Socioeconomic status and public health in Australia: A wastewater-based study

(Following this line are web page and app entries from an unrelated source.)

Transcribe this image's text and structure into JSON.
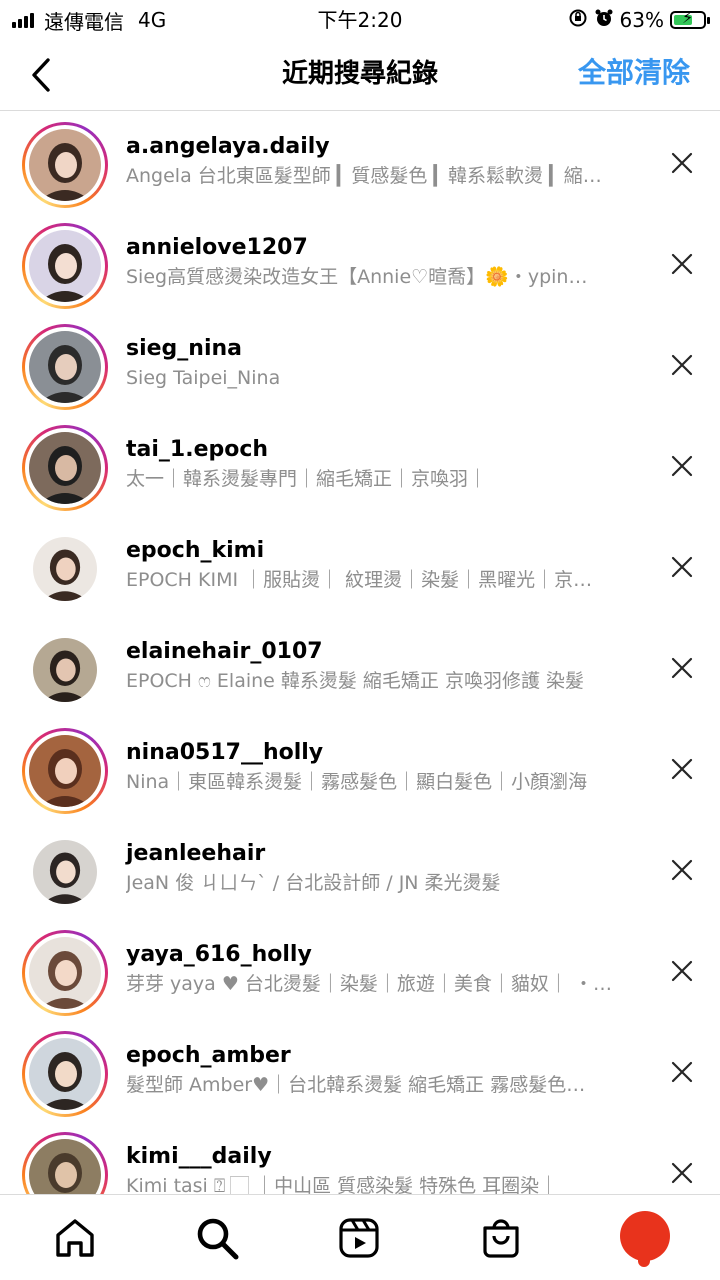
{
  "status_bar": {
    "carrier": "遠傳電信",
    "network": "4G",
    "time": "下午2:20",
    "battery_pct": "63%",
    "battery_level": 0.63,
    "icons": [
      "signal-icon",
      "rotation-lock-icon",
      "alarm-icon",
      "battery-icon"
    ]
  },
  "header": {
    "title": "近期搜尋紀錄",
    "clear_all": "全部清除",
    "accent_color": "#3897f0"
  },
  "results": [
    {
      "username": "a.angelaya.daily",
      "subtitle": "Angela 台北東區髮型師 ▎質感髮色 ▎韓系鬆軟燙 ▎縮…",
      "story": true
    },
    {
      "username": "annielove1207",
      "subtitle": "Sieg高質感燙染改造女王【Annie♡暄喬】🌼・ypin…",
      "story": true
    },
    {
      "username": "sieg_nina",
      "subtitle": "Sieg Taipei_Nina",
      "story": true
    },
    {
      "username": "tai_1.epoch",
      "subtitle": "太一｜韓系燙髮專門｜縮毛矯正｜京喚羽｜",
      "story": true
    },
    {
      "username": "epoch_kimi",
      "subtitle": "EPOCH KIMI ｜服貼燙｜ 紋理燙｜染髮｜黑曜光｜京…",
      "story": false
    },
    {
      "username": "elainehair_0107",
      "subtitle": "EPOCH ෆ Elaine 韓系燙髮 縮毛矯正 京喚羽修護 染髮",
      "story": false
    },
    {
      "username": "nina0517__holly",
      "subtitle": "Nina｜東區韓系燙髮｜霧感髮色｜顯白髮色｜小顏瀏海",
      "story": true
    },
    {
      "username": "jeanleehair",
      "subtitle": "JeaN 俊 ㄐㄩㄣˋ / 台北設計師 / JN 柔光燙髮",
      "story": false
    },
    {
      "username": "yaya_616_holly",
      "subtitle": "芽芽 yaya ♥ 台北燙髮｜染髮｜旅遊｜美食｜貓奴｜ ・…",
      "story": true
    },
    {
      "username": "epoch_amber",
      "subtitle": "髮型師 Amber♥｜台北韓系燙髮 縮毛矯正 霧感髮色…",
      "story": true
    },
    {
      "username": "kimi___daily",
      "subtitle": "Kimi tasi ⍰ 🏻 ｜中山區 質感染髮 特殊色 耳圈染｜",
      "story": true
    }
  ],
  "tabs": [
    {
      "name": "home-tab",
      "icon": "home-icon"
    },
    {
      "name": "search-tab",
      "icon": "search-icon"
    },
    {
      "name": "reels-tab",
      "icon": "reels-icon"
    },
    {
      "name": "shop-tab",
      "icon": "shopping-bag-icon"
    },
    {
      "name": "profile-tab",
      "icon": "profile-avatar"
    }
  ]
}
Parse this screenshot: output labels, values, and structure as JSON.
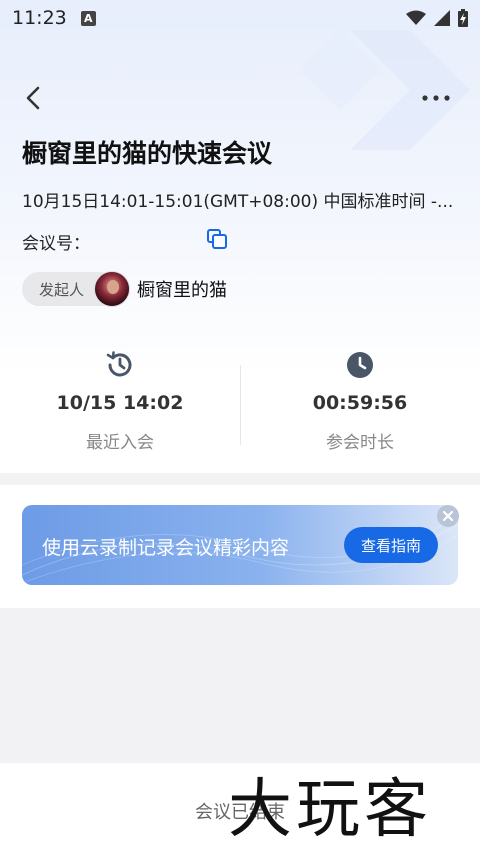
{
  "status_bar": {
    "time": "11:23",
    "notification_badge": "A",
    "icons": [
      "wifi-icon",
      "signal-icon",
      "battery-icon"
    ]
  },
  "header": {
    "back_icon": "chevron-left-icon",
    "more_icon": "more-horizontal-icon"
  },
  "meeting": {
    "title": "橱窗里的猫的快速会议",
    "time_range": "10月15日14:01-15:01(GMT+08:00) 中国标准时间 -...",
    "meeting_id_label": "会议号：",
    "copy_icon": "copy-icon",
    "host_label": "发起人",
    "host_name": "橱窗里的猫"
  },
  "stats": {
    "last_join": {
      "value": "10/15 14:02",
      "label": "最近入会",
      "icon": "history-clock-icon"
    },
    "duration": {
      "value": "00:59:56",
      "label": "参会时长",
      "icon": "clock-icon"
    }
  },
  "promo": {
    "text": "使用云录制记录会议精彩内容",
    "button_label": "查看指南",
    "close_icon": "close-icon"
  },
  "footer": {
    "ended_text": "会议已结束"
  },
  "watermark": {
    "text": "大玩客"
  },
  "colors": {
    "accent": "#1769e6",
    "header_gradient_top": "#e7eefc",
    "background": "#f2f2f4"
  }
}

Analysis of untreated municipal wastewater is recognized as an innovative approach to assess population exposure to or consumption of various substances. Currently, there are no published wastewater-based studies investigating the relationships between catchment social, demographic, and economic characteristics with chemicals using advanced non-targeted techniques. In this study, fifteen wastewater samples covering 27% of the Australian population were collected during a population Census. The samples were analysed with a workflow employing liquid chromatography high-resolution mass spectrometry and chemometric tools for non-target analysis. Socioeconomic characteristics of catchment areas were generated using Geospatial Information Systems software. Potential correlations were explored between pseudo-mass loads of the identified compounds and socioeconomic and demographic descriptors of the wastewater catchments derived from Census data. Markers of public health (e.g., cardiac arrhythmia, cardiovascular disease, anxiety disorder and type 2 diabetes) were identified in the wastewater samples by the proposed workflow. They were positively correlated with descriptors of disadvantage in education, occupation, marital status and income, and negatively correlated with descriptors of advantage in education and occupation. In addition, markers of polypropylene glycol (PPG) and polyethylene glycol (PEG) related compounds were positively correlated with housing and occupation disadvantage. High positive correlations were found between separated and divorced people and specific drugs used to treat cardiac arrhythmia, cardiovascular disease, and depression. Our robust non-targeted methodology in combination with Census data can identify relationships between biomarkers of public health, human behaviour and lifestyle and socio-demographics of whole populations. Furthermore, it can identify specific areas and socioeconomic groups that may need more assistance than others for public health issues. This approach complements important public health information and enables large-scale national coverage with a relatively small number of samples.

Graphical Abstract